Work order: I'd like every record given again exactly, please.
--------------------------------------------------
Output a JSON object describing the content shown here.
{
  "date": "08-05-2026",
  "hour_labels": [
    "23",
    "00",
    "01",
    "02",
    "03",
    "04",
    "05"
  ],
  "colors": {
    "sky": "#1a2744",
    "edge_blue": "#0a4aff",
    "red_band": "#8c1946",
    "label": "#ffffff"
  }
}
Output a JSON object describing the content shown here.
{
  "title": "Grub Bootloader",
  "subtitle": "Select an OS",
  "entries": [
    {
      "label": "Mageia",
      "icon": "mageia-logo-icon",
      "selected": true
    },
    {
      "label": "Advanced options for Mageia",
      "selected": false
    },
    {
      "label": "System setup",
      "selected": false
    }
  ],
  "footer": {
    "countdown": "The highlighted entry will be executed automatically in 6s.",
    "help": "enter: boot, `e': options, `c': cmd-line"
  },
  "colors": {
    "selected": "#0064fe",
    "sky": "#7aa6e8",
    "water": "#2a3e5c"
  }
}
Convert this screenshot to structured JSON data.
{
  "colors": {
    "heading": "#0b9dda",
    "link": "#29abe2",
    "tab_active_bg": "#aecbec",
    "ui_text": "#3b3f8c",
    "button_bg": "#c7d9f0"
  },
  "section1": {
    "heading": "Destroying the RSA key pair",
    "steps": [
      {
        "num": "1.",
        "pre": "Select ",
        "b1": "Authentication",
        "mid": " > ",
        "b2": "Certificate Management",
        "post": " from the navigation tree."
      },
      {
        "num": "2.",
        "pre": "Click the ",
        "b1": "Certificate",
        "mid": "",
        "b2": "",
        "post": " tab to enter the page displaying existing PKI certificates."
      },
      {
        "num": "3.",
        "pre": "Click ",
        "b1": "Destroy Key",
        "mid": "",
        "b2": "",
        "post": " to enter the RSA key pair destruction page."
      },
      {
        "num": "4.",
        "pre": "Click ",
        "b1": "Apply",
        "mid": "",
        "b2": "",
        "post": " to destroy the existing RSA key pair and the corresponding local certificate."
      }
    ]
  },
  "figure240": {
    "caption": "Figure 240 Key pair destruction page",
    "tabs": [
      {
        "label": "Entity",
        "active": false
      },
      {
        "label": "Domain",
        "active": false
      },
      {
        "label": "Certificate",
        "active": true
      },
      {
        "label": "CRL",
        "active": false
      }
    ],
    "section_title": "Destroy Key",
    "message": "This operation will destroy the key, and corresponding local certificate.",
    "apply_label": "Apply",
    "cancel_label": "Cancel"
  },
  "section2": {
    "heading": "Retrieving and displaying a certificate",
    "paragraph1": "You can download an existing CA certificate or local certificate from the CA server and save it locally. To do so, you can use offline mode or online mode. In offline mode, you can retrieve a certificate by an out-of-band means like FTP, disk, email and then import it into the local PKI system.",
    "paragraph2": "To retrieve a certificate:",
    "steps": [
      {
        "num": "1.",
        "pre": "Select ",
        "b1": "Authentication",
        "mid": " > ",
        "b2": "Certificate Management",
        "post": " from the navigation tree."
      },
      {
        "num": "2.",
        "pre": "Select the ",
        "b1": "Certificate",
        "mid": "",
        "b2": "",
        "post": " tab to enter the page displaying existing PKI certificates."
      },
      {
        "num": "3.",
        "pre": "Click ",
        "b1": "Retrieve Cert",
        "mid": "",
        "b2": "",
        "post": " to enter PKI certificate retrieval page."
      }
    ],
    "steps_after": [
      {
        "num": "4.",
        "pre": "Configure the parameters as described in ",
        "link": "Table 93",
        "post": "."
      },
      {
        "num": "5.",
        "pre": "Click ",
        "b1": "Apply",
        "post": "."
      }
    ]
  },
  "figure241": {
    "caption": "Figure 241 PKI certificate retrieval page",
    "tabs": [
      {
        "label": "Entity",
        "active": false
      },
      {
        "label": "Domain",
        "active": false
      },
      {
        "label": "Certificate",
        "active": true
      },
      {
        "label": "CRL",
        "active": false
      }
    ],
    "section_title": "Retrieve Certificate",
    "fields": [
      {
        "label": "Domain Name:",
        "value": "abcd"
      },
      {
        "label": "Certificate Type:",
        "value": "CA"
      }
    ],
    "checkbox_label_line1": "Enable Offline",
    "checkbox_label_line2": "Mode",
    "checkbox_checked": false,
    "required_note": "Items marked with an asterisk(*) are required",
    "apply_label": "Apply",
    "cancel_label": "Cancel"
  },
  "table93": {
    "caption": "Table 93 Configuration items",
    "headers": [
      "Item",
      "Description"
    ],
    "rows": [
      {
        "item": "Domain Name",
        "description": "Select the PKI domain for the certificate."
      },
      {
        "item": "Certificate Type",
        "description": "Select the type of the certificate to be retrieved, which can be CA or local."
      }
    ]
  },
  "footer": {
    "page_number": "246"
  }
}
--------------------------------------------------
Expected output:
Output a JSON object describing the content shown here.
{
  "date": "08-05-2026",
  "hour_labels": [
    "23",
    "00",
    "01",
    "02",
    "03",
    "04",
    "05"
  ],
  "colors": {
    "sky": "#1a2744",
    "edge_blue": "#0a4aff",
    "red_band": "#8c1946",
    "label": "#ffffff"
  }
}
Output a JSON object describing the content shown here.
{
  "title": "Grub Bootloader",
  "subtitle": "Select an OS",
  "entries": [
    {
      "label": "Mageia",
      "icon": "mageia-logo-icon",
      "selected": true
    },
    {
      "label": "Advanced options for Mageia",
      "selected": false
    },
    {
      "label": "System setup",
      "selected": false
    }
  ],
  "footer": {
    "countdown": "The highlighted entry will be executed automatically in 6s.",
    "help": "enter: boot, `e': options, `c': cmd-line"
  },
  "colors": {
    "selected": "#0064fe",
    "sky": "#7aa6e8",
    "water": "#2a3e5c"
  }
}
Convert this screenshot to structured JSON data.
{
  "colors": {
    "heading": "#0b9dda",
    "link": "#29abe2",
    "tab_active_bg": "#aecbec",
    "ui_text": "#3b3f8c",
    "button_bg": "#c7d9f0"
  },
  "section1": {
    "heading": "Destroying the RSA key pair",
    "steps": [
      {
        "num": "1.",
        "pre": "Select ",
        "b1": "Authentication",
        "mid": " > ",
        "b2": "Certificate Management",
        "post": " from the navigation tree."
      },
      {
        "num": "2.",
        "pre": "Click the ",
        "b1": "Certificate",
        "mid": "",
        "b2": "",
        "post": " tab to enter the page displaying existing PKI certificates."
      },
      {
        "num": "3.",
        "pre": "Click ",
        "b1": "Destroy Key",
        "mid": "",
        "b2": "",
        "post": " to enter the RSA key pair destruction page."
      },
      {
        "num": "4.",
        "pre": "Click ",
        "b1": "Apply",
        "mid": "",
        "b2": "",
        "post": " to destroy the existing RSA key pair and the corresponding local certificate."
      }
    ]
  },
  "figure240": {
    "caption": "Figure 240 Key pair destruction page",
    "tabs": [
      {
        "label": "Entity",
        "active": false
      },
      {
        "label": "Domain",
        "active": false
      },
      {
        "label": "Certificate",
        "active": true
      },
      {
        "label": "CRL",
        "active": false
      }
    ],
    "section_title": "Destroy Key",
    "message": "This operation will destroy the key, and corresponding local certificate.",
    "apply_label": "Apply",
    "cancel_label": "Cancel"
  },
  "section2": {
    "heading": "Retrieving and displaying a certificate",
    "paragraph1": "You can download an existing CA certificate or local certificate from the CA server and save it locally. To do so, you can use offline mode or online mode. In offline mode, you can retrieve a certificate by an out-of-band means like FTP, disk, email and then import it into the local PKI system.",
    "paragraph2": "To retrieve a certificate:",
    "steps": [
      {
        "num": "1.",
        "pre": "Select ",
        "b1": "Authentication",
        "mid": " > ",
        "b2": "Certificate Management",
        "post": " from the navigation tree."
      },
      {
        "num": "2.",
        "pre": "Select the ",
        "b1": "Certificate",
        "mid": "",
        "b2": "",
        "post": " tab to enter the page displaying existing PKI certificates."
      },
      {
        "num": "3.",
        "pre": "Click ",
        "b1": "Retrieve Cert",
        "mid": "",
        "b2": "",
        "post": " to enter PKI certificate retrieval page."
      }
    ],
    "steps_after": [
      {
        "num": "4.",
        "pre": "Configure the parameters as described in ",
        "link": "Table 93",
        "post": "."
      },
      {
        "num": "5.",
        "pre": "Click ",
        "b1": "Apply",
        "post": "."
      }
    ]
  },
  "figure241": {
    "caption": "Figure 241 PKI certificate retrieval page",
    "tabs": [
      {
        "label": "Entity",
        "active": false
      },
      {
        "label": "Domain",
        "active": false
      },
      {
        "label": "Certificate",
        "active": true
      },
      {
        "label": "CRL",
        "active": false
      }
    ],
    "section_title": "Retrieve Certificate",
    "fields": [
      {
        "label": "Domain Name:",
        "value": "abcd"
      },
      {
        "label": "Certificate Type:",
        "value": "CA"
      }
    ],
    "checkbox_label_line1": "Enable Offline",
    "checkbox_label_line2": "Mode",
    "checkbox_checked": false,
    "required_note": "Items marked with an asterisk(*) are required",
    "apply_label": "Apply",
    "cancel_label": "Cancel"
  },
  "table93": {
    "caption": "Table 93 Configuration items",
    "headers": [
      "Item",
      "Description"
    ],
    "rows": [
      {
        "item": "Domain Name",
        "description": "Select the PKI domain for the certificate."
      },
      {
        "item": "Certificate Type",
        "description": "Select the type of the certificate to be retrieved, which can be CA or local."
      }
    ]
  },
  "footer": {
    "page_number": "246"
  }
}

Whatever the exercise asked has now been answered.